Another July 4 has come and gone, and that old saying about a farmer’s corn this time of year (“knee high by the Fourth of July”) is a thing of the past too. Nowadays, the corn plants in many fields around the country are more like waist-high (or even taller!) in early July, and growing fast. But while a bumper harvest of corn seems like a good thing, the dirty little secret in corn country is that a glut of the stuff is wreaking havoc on farm families, on rural economies, and on all of us as taxpayers. Read more >
July 5, 2016 5:16 PM EDT
April 25, 2016 11:18 AM EDT
Spring planting season in the Corn Belt reminds those of us living in the region that soil erosion is still a serious concern as we gear up for another year of intensive corn and soybean cultivation. For example, the Environmental Working Group, with the Iowa Daily Erosion Project, estimate that millions of acres of Iowa farmland are losing dangerous amounts of soil through wind and water erosion at levels far exceeding the so-called tolerable rate of soil loss (5 tons per acre). This has serious impacts on water quality via sedimentation and carries an economic cost to farmers and to society. Read more >
October 20, 2015 12:03 PM EDT
With the first Democratic debate a week behind us and the election still over a year away, we’ve entered a long but important window to influence campaign conversation.
In last week’s debate, the candidates spoke for 101 minutes during which gun control was mentioned 40 times. Russia and Syria followed in a tight second with 36 mentions, clocking in above the economy, which got called out 30 times. The health of Americans—or more specifically, healthcare—came up less than half as frequently, but still garnered 13 mentions.

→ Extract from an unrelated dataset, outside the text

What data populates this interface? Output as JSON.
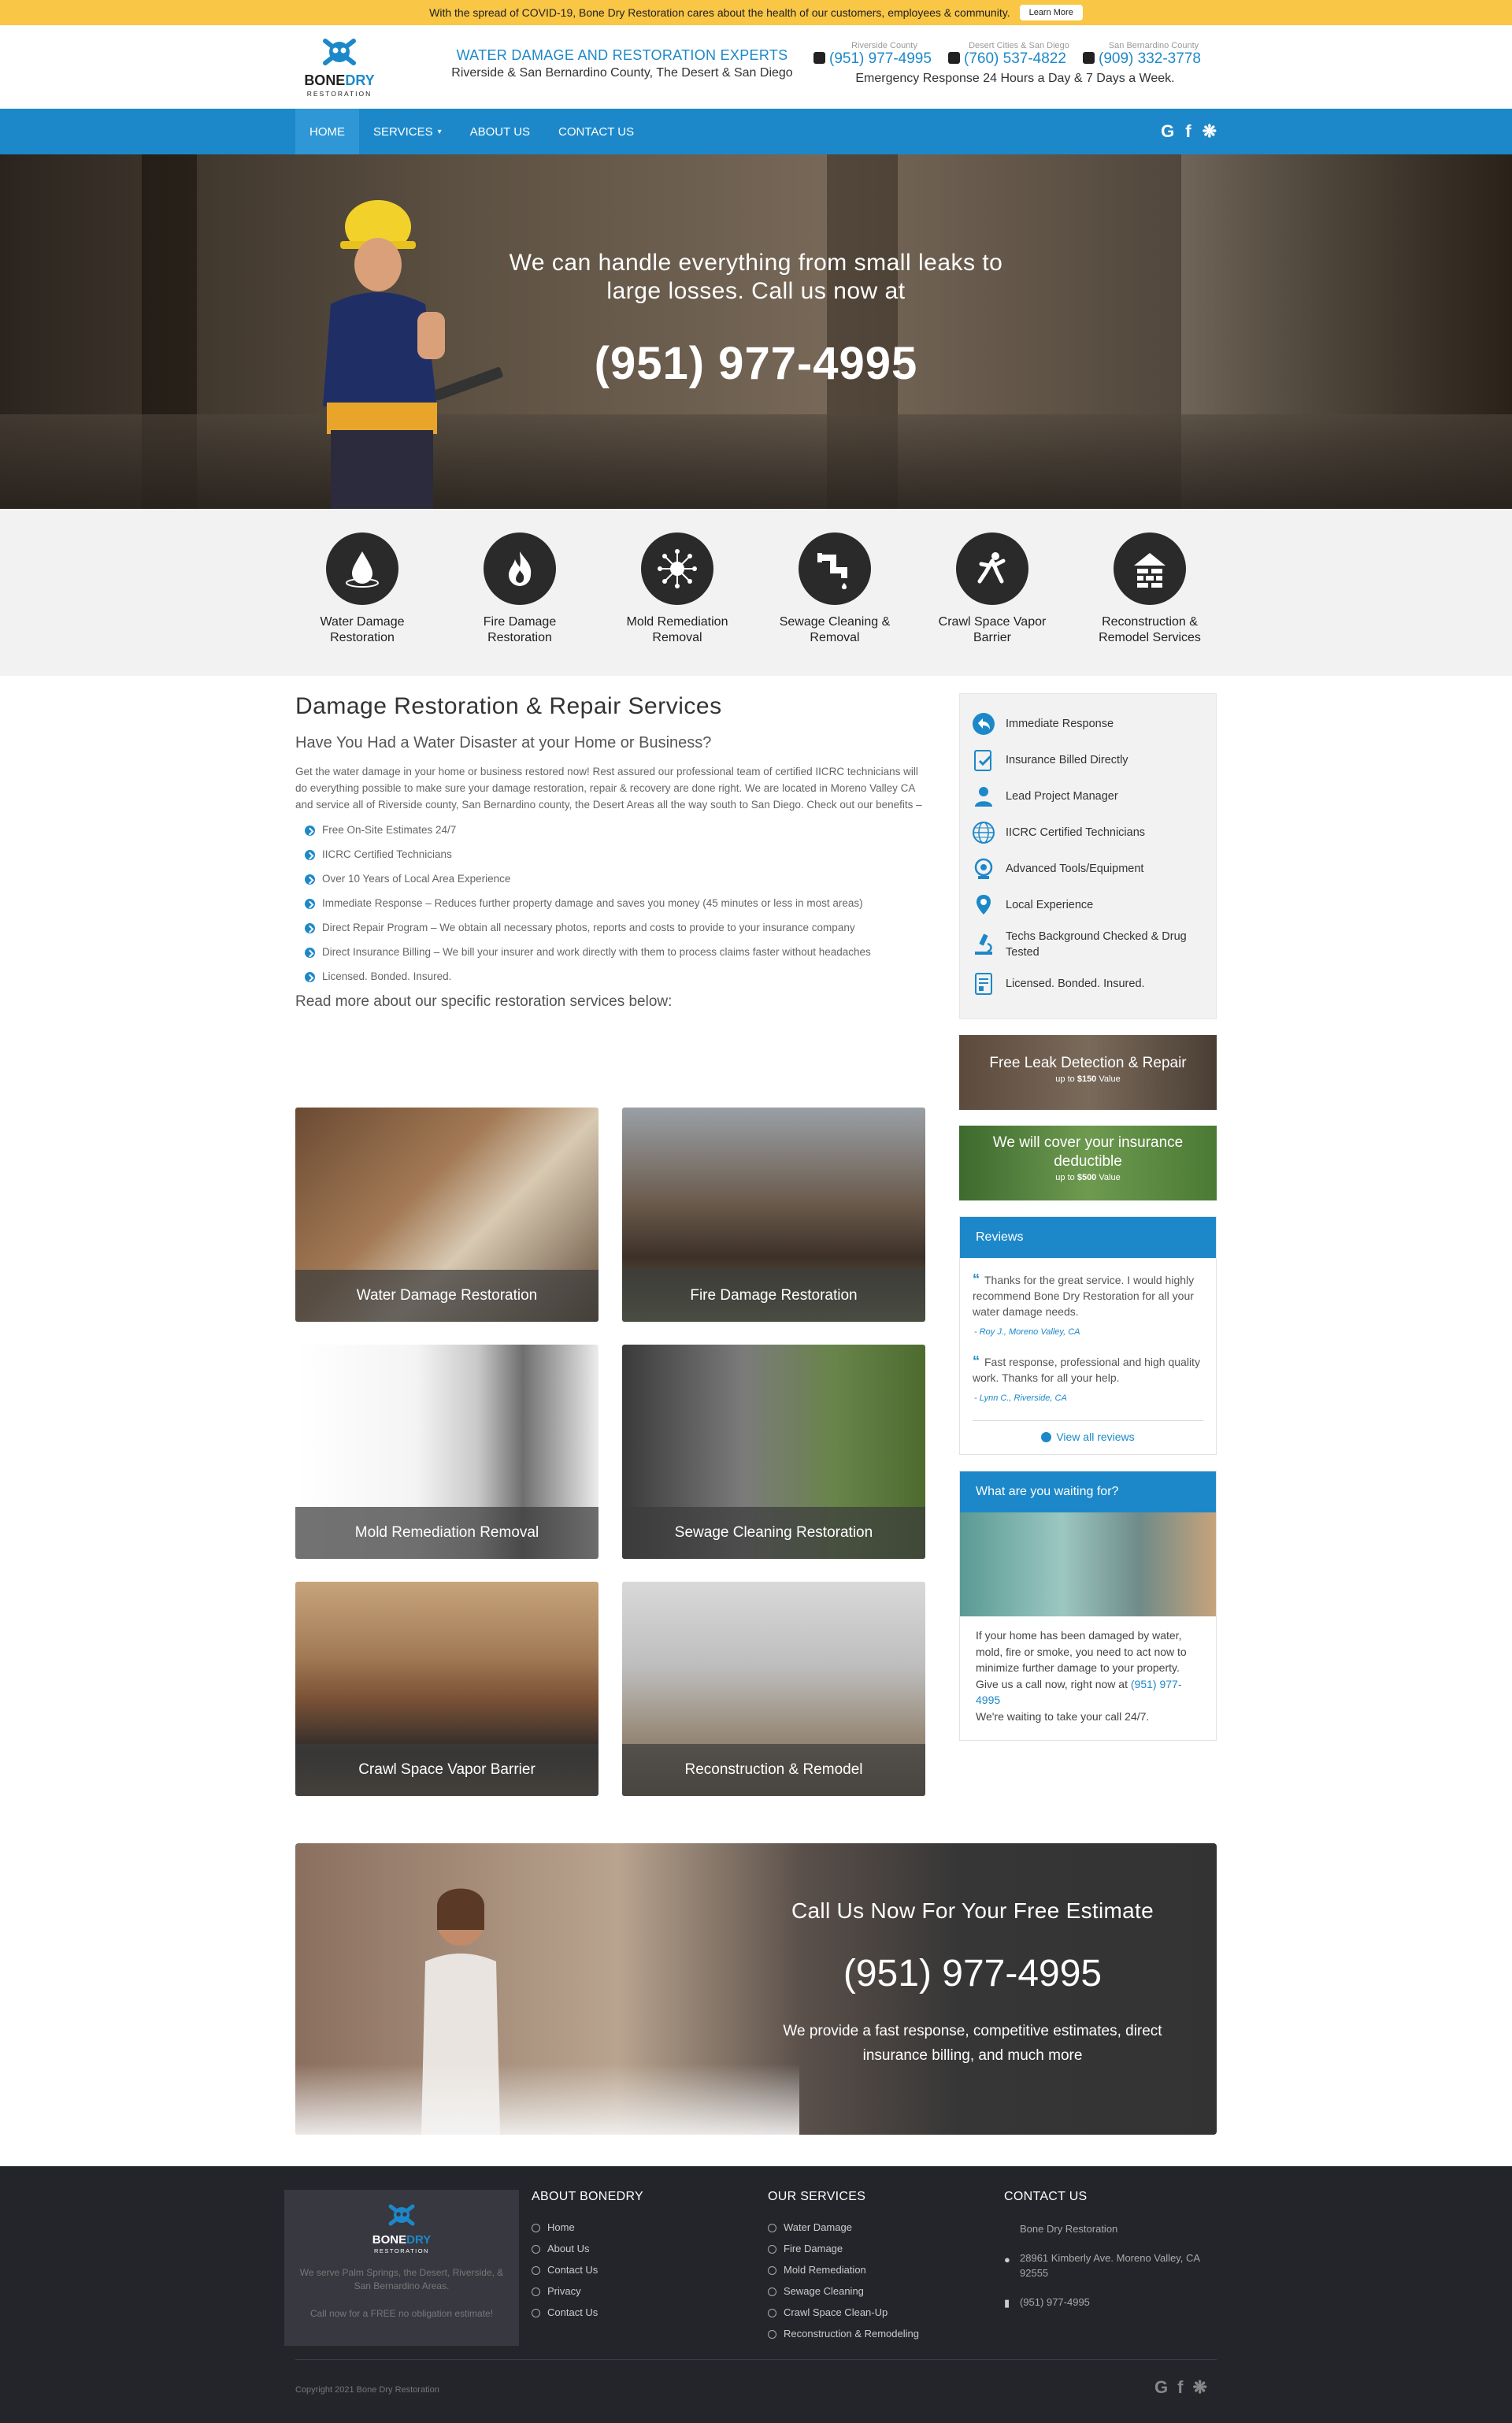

How many times did the candidates mention food or agriculture? Read more >
May 7, 2014 10:36 AM EDT
Farmers and foresters already face a great deal of uncertainty in their professions. All it takes is a few weeks of intense drought, a single hailstorm, or an uncontrolled wildfire to destroy the results of their labors, and with it, their livelihoods. Read more >
, UCS Science Network, UCS
January 15, 2014 5:28 PM EDT
My family’s direct ties to the land ended generations ago, yet I have been drawn to agriculture, food production and the broader issues of natural resource management since I was a child. It likely started picking raspberries for my grandmother on Long Island, and was further fueled by a food security fellowship in Zambia and Ethiopia. Read more >